• Task description: All lines with the word "title" must be pulled from the entries below.

• Data extracts:
-----

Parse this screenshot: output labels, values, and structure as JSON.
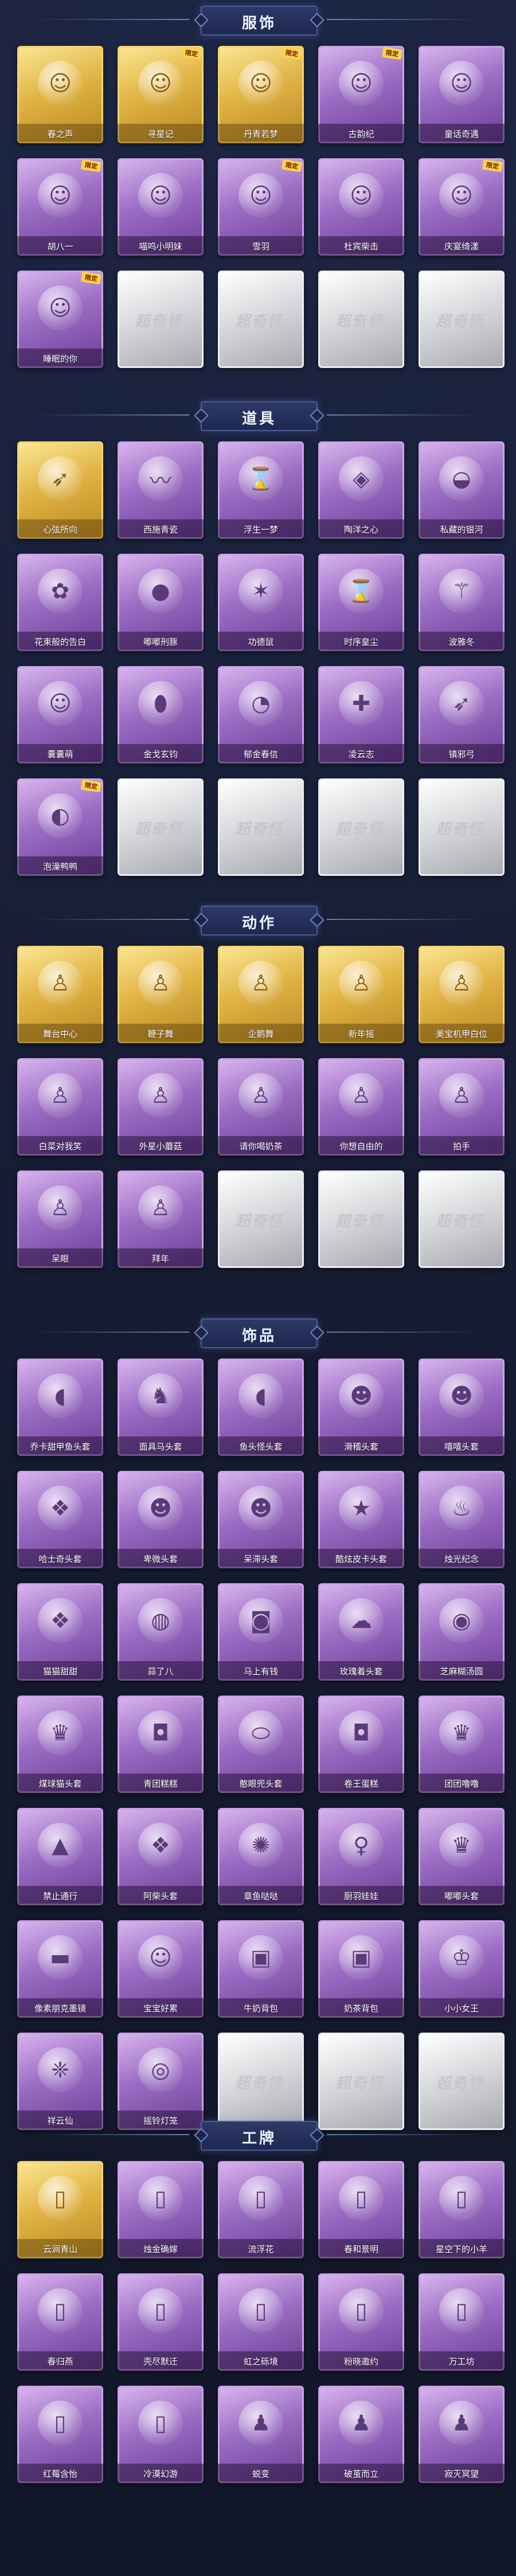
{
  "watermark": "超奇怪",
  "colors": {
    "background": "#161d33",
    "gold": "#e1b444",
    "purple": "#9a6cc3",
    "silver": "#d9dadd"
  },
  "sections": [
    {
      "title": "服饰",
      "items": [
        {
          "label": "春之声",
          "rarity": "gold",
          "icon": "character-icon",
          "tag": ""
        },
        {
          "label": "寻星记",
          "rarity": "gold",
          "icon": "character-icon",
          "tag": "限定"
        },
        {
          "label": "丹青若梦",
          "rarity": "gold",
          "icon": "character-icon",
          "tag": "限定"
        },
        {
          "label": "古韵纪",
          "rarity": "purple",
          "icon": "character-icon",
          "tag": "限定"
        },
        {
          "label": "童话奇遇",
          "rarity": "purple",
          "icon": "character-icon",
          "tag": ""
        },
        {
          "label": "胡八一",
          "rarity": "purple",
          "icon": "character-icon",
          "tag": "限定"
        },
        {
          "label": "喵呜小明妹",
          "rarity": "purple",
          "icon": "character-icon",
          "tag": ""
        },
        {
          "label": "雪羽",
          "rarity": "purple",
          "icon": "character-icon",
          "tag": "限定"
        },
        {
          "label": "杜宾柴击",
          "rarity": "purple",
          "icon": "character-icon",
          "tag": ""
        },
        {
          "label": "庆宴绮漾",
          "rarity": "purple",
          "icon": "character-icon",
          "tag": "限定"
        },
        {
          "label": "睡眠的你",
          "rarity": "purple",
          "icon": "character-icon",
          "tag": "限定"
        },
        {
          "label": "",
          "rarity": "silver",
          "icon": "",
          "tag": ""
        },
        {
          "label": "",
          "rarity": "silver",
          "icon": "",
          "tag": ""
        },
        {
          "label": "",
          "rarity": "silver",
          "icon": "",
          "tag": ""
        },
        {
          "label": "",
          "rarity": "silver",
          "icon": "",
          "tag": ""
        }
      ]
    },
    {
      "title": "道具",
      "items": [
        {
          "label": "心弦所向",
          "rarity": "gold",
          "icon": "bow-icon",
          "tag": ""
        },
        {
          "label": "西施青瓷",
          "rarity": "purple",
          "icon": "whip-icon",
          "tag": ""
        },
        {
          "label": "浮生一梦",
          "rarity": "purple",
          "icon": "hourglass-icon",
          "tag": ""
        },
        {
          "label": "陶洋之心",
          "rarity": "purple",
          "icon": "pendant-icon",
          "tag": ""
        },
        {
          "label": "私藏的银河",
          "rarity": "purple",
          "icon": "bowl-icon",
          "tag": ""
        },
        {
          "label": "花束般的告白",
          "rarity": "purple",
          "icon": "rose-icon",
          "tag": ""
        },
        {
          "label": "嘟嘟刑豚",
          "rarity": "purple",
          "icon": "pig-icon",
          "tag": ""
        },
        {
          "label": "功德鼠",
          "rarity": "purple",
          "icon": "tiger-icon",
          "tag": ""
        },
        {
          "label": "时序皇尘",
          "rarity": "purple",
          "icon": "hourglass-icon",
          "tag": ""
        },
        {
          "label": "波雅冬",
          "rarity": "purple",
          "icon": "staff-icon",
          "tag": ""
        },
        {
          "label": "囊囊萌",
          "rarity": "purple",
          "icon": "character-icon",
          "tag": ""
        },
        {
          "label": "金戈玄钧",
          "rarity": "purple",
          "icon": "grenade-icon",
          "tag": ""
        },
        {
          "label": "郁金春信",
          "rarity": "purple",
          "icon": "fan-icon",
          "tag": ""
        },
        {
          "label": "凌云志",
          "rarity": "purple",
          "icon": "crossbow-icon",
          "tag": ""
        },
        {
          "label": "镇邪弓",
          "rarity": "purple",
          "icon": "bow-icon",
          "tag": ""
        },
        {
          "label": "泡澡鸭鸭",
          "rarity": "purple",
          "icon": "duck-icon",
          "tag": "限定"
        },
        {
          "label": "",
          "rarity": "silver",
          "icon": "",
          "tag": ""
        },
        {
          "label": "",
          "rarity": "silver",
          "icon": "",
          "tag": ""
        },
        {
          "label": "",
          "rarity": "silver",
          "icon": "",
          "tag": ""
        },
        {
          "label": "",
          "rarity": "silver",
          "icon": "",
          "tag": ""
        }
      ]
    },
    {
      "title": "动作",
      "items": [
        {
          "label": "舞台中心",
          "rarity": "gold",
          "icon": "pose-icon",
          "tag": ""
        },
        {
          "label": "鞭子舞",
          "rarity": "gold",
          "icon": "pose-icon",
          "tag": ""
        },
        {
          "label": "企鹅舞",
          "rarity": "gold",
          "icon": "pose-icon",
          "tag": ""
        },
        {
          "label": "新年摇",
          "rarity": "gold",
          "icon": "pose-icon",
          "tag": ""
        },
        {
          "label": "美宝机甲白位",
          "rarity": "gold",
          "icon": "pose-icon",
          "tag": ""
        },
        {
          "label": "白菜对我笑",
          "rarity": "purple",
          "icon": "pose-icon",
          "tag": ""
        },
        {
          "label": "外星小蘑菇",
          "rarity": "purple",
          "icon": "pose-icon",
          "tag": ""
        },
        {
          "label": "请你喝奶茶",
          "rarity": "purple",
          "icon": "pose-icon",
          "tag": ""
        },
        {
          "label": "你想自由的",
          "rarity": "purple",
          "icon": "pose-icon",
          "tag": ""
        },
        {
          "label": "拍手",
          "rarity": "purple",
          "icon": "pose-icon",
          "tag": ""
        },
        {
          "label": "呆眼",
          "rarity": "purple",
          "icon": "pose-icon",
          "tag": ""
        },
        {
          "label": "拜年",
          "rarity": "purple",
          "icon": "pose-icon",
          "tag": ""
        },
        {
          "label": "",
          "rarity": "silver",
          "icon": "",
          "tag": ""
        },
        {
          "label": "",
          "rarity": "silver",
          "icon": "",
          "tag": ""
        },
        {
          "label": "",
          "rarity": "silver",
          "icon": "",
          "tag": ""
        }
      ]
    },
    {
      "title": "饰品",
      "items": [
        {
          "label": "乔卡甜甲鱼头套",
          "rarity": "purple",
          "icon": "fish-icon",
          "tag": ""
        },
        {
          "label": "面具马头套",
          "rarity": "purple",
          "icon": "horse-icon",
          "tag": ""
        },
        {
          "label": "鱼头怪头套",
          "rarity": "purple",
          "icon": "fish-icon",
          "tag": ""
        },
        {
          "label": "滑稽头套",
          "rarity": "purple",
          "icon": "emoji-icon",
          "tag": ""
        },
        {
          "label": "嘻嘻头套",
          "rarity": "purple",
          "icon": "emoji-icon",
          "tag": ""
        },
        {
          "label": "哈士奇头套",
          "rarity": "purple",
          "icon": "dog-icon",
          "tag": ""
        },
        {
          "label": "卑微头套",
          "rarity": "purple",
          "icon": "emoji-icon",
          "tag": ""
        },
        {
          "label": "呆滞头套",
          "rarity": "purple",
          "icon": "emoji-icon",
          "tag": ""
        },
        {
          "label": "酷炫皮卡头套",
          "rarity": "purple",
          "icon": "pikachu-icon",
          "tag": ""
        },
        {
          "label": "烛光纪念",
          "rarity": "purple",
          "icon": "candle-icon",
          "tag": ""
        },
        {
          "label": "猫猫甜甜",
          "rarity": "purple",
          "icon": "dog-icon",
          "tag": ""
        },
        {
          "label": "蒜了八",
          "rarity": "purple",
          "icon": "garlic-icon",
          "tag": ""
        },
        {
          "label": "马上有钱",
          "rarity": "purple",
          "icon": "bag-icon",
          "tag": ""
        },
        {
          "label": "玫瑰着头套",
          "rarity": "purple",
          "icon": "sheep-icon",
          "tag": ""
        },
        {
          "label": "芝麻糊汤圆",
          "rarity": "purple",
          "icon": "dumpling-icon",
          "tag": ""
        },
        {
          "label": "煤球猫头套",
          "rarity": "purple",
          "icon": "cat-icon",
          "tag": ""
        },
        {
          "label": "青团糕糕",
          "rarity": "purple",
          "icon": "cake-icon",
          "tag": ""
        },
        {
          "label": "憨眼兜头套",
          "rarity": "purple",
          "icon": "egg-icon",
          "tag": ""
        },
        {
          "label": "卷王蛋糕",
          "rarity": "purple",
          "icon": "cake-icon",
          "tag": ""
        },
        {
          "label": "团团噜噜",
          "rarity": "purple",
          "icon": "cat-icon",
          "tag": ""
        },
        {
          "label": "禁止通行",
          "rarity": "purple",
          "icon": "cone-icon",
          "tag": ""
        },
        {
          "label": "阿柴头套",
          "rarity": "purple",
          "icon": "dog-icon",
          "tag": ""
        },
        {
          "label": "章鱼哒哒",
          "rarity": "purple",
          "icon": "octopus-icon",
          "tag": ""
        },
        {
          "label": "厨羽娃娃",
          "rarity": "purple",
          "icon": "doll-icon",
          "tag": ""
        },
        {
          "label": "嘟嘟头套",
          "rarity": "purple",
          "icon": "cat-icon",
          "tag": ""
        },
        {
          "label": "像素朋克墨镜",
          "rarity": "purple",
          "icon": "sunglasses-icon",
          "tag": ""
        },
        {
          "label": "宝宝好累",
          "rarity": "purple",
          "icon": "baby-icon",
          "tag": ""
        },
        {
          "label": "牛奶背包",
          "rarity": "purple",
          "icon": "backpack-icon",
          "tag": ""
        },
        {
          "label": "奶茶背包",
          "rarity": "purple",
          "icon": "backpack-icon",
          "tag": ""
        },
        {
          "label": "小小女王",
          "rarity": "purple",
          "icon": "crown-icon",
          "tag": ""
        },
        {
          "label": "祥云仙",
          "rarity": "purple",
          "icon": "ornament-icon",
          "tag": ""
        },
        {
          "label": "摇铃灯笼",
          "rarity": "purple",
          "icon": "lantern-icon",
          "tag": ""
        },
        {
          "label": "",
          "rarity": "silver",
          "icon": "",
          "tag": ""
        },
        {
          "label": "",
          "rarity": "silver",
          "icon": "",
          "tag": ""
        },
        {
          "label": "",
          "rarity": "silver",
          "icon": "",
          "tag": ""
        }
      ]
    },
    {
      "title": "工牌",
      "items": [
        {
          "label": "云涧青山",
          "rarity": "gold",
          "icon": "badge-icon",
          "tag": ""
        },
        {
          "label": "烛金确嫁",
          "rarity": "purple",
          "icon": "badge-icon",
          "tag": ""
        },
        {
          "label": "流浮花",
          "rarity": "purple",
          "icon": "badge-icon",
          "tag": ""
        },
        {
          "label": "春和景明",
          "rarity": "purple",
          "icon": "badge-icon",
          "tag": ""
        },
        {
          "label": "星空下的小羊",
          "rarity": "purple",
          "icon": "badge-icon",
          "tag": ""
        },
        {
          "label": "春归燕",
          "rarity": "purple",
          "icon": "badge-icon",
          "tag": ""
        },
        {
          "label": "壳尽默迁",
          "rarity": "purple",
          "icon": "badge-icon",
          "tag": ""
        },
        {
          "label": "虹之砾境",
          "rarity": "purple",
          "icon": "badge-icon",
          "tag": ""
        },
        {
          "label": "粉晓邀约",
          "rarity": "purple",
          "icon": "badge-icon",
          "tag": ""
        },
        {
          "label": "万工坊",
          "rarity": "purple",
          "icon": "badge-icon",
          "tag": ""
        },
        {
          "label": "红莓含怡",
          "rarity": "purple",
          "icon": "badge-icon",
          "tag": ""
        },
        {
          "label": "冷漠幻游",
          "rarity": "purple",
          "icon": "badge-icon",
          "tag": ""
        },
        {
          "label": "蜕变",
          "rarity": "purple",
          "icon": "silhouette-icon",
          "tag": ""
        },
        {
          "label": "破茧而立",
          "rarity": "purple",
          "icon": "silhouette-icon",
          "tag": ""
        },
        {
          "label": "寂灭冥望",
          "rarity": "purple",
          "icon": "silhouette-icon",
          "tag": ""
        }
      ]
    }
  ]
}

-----

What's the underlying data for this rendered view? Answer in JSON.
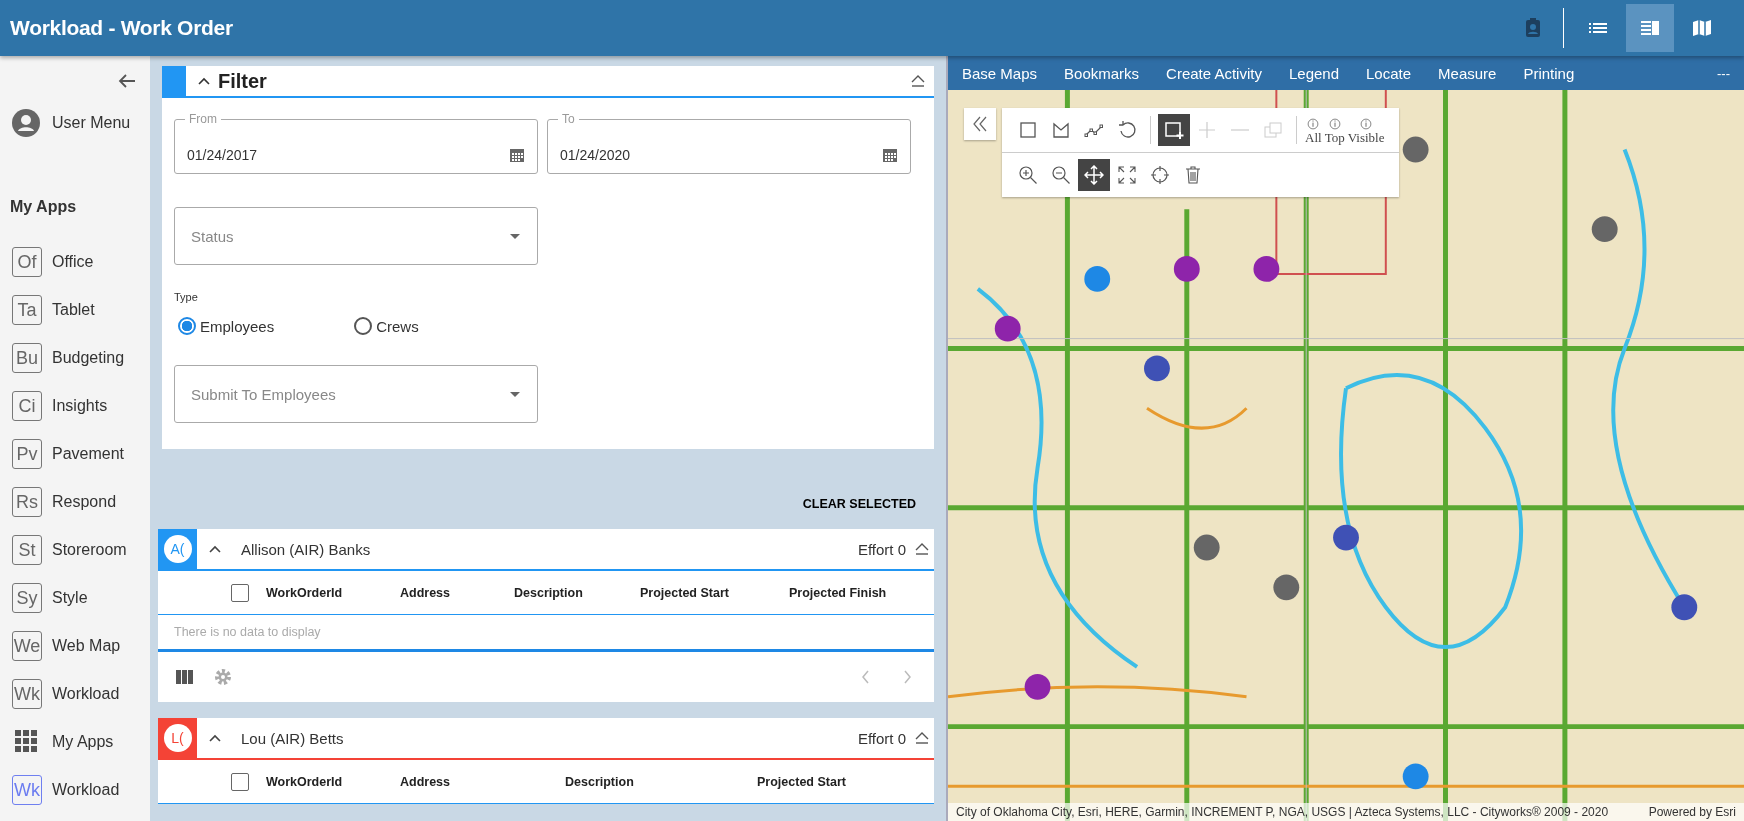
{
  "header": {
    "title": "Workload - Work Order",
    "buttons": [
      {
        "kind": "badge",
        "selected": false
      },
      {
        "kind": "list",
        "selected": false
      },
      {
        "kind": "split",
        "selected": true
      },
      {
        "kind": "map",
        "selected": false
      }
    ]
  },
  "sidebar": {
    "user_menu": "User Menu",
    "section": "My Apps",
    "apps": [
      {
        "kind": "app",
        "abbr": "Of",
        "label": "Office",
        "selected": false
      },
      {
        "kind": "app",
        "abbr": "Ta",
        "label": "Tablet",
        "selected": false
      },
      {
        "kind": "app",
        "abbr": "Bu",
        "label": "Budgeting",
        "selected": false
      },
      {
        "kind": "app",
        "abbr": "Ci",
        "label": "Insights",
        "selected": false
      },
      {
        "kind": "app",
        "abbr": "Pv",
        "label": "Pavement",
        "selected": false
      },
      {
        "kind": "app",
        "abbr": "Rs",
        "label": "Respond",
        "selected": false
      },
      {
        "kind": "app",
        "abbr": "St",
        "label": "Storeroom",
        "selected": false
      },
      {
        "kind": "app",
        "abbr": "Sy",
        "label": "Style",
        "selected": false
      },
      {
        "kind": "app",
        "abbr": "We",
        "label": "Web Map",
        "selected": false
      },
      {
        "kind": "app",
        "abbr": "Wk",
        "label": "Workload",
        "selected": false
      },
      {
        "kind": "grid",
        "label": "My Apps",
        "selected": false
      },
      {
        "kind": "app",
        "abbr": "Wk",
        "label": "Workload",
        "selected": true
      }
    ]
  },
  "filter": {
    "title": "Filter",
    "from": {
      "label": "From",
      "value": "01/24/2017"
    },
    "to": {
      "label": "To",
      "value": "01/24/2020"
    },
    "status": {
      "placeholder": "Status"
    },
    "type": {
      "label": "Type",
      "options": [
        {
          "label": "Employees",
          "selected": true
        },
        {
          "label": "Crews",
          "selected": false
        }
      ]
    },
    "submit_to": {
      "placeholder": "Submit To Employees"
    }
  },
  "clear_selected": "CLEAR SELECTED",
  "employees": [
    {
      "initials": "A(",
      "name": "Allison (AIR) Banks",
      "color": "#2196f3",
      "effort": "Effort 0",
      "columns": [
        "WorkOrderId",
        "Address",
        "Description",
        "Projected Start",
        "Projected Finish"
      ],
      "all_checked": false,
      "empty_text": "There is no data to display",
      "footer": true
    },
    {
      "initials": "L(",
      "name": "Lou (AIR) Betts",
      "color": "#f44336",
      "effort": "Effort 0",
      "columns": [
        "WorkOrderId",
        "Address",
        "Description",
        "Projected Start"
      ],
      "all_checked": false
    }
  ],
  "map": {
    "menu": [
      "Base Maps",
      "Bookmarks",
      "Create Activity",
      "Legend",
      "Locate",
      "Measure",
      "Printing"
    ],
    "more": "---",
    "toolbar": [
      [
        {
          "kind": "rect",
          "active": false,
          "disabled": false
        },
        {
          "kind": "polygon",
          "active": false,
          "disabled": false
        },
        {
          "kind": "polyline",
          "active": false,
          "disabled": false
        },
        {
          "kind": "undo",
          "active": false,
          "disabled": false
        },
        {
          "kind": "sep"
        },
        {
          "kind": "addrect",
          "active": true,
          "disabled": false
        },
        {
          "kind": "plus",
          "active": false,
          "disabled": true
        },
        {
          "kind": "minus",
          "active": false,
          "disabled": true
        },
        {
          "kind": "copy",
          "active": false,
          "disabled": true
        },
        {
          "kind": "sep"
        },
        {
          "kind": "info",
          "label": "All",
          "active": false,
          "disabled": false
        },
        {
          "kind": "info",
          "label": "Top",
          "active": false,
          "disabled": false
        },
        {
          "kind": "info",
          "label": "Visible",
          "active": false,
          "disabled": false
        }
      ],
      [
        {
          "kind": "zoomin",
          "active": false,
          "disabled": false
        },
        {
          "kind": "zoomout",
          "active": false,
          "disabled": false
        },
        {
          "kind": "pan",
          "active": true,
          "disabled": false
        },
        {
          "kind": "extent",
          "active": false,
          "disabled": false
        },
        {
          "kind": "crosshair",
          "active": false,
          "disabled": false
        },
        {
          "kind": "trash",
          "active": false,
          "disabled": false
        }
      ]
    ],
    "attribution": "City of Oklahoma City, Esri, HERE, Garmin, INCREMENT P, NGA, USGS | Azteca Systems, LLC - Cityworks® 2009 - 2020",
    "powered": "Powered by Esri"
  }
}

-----

• Result:
      "title": "服饰",
      "title": "道具",
      "title": "动作",
      "title": "饰品",
      "title": "工牌",
    "title": "Workload - Work Order",
    "title": "Filter",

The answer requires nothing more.